How To Not Compete With Free
Let’s start with this article from Techdirt, describing how entertainment executives slack off from developing new business models using the claim “you can’t compete with free“.
I’d say a company definitely can compete with free. It’s just that the entertainment companies aren’t selling just the content anymore. They’re also selling a service, and must deal with a convenience factor.
Take for example my recent experience: commenter Podophile mentions a singer, France Gall that I should check out. On my lunch break, I went to a Barnes & Noble record store. They didn’t have any of her CDs. So just now, I fired up iTunes. There’s just one song available – I was hoping for an entire album.
So what next? I looked in two of the most obvious places and found nothing. I could fire up Amazon and order the CD, but then I’d have to wait several days to get it. The little pirate in me is saying, “just search on the internet, you’ll find some stuff, somewhere… and most likely, for free.”

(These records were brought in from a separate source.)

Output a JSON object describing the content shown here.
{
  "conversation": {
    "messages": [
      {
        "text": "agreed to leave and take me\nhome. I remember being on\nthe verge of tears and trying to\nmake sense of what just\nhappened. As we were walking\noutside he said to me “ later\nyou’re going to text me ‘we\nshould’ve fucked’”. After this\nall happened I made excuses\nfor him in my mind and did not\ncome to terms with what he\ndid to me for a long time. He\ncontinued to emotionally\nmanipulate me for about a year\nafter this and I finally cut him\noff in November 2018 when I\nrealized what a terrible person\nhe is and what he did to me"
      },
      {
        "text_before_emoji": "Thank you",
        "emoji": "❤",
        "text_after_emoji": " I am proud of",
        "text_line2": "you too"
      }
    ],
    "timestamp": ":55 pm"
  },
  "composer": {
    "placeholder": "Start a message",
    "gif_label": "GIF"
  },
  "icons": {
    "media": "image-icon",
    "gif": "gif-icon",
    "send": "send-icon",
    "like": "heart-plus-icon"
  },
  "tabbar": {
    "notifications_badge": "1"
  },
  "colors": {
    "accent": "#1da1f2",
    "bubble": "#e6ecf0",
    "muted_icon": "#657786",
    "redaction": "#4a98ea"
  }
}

If I had seen an entire album available in iTunes, I would have bought it right then and there. The convenience aspect of receiving something instantly would have made shelling out $10 for a digital download a real possibility. But since I was unable to fulfill my impulse, the record company didn’t get my money.

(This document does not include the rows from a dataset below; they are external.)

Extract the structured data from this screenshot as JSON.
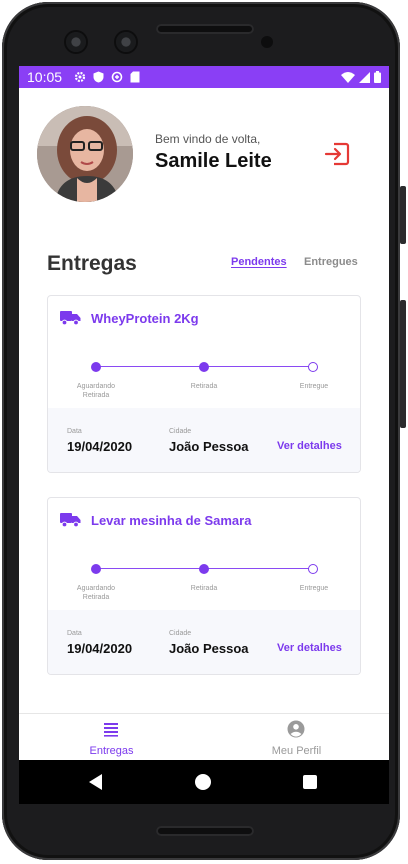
{
  "status_bar": {
    "time": "10:05"
  },
  "header": {
    "welcome": "Bem vindo de volta,",
    "name": "Samile Leite"
  },
  "deliveries": {
    "title": "Entregas",
    "tabs": [
      {
        "label": "Pendentes",
        "active": true
      },
      {
        "label": "Entregues",
        "active": false
      }
    ],
    "cards": [
      {
        "title": "WheyProtein 2Kg",
        "steps": [
          "Aguardando\nRetirada",
          "Retirada",
          "Entregue"
        ],
        "date_label": "Data",
        "date": "19/04/2020",
        "city_label": "Cidade",
        "city": "João Pessoa",
        "details": "Ver detalhes"
      },
      {
        "title": "Levar mesinha de Samara",
        "steps": [
          "Aguardando\nRetirada",
          "Retirada",
          "Entregue"
        ],
        "date_label": "Data",
        "date": "19/04/2020",
        "city_label": "Cidade",
        "city": "João Pessoa",
        "details": "Ver detalhes"
      }
    ]
  },
  "bottom_nav": [
    {
      "label": "Entregas",
      "icon": "list-icon",
      "active": true
    },
    {
      "label": "Meu Perfil",
      "icon": "account-circle-icon",
      "active": false
    }
  ],
  "colors": {
    "accent": "#7c3aed",
    "status_bar": "#8a3ff5",
    "logout_icon": "#e53935"
  }
}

So it’s funny then, to read an article such as this, which describes how certain record labels don’t like the sharing feature on the Zune MP3 player, and have disabled sharing for particular songs they sell.
Talk about annoying. Let’s say I buy a track from the Zune Marketplace, load it on my Zune, and then try to share it with another Zune user (the act of which ought to be embraced as “viral marketing”), but find I can’t? What did I initially pay for? In my mind, part of the implied service in the purchase price should be the convenience of being able to share the song via the Zune. Since that’s not an option, I’d be better off buying a physical CD and ripping it to get content for the Zune, something the record companies likely don’t want, but I’d practically be forced into it.
My point is this: I want media when I want it, in the format of my choice. If it’s not available when the impulse strikes, I’m a disappointed customer, and this represents a failure of customer service. The music company is now several steps behind the free option.
This situation could be turned into an opportunity. If a paid option is faster (or more convenient) than the time it takes for me to track down a CD to rip, or to find a site online that offers said media for free (I’m thinking a torrent) I’d likely use it. My most recent iTunes purchases were two Bangles singles, for example, that I had to have just then.
I liken the current state of the music industry to a restaurant that doesn’t accept credit cards and has no takeout and no delivery. The only cash accepted is one dollar bills, and they’re only open from 9 AM to 2 PM on a Sunday. I’d really like to eat the food but barriers are set up everywhere for me to enjoy it.
Eventually, I’ll just choose another restaurant, or give up and dine at at home.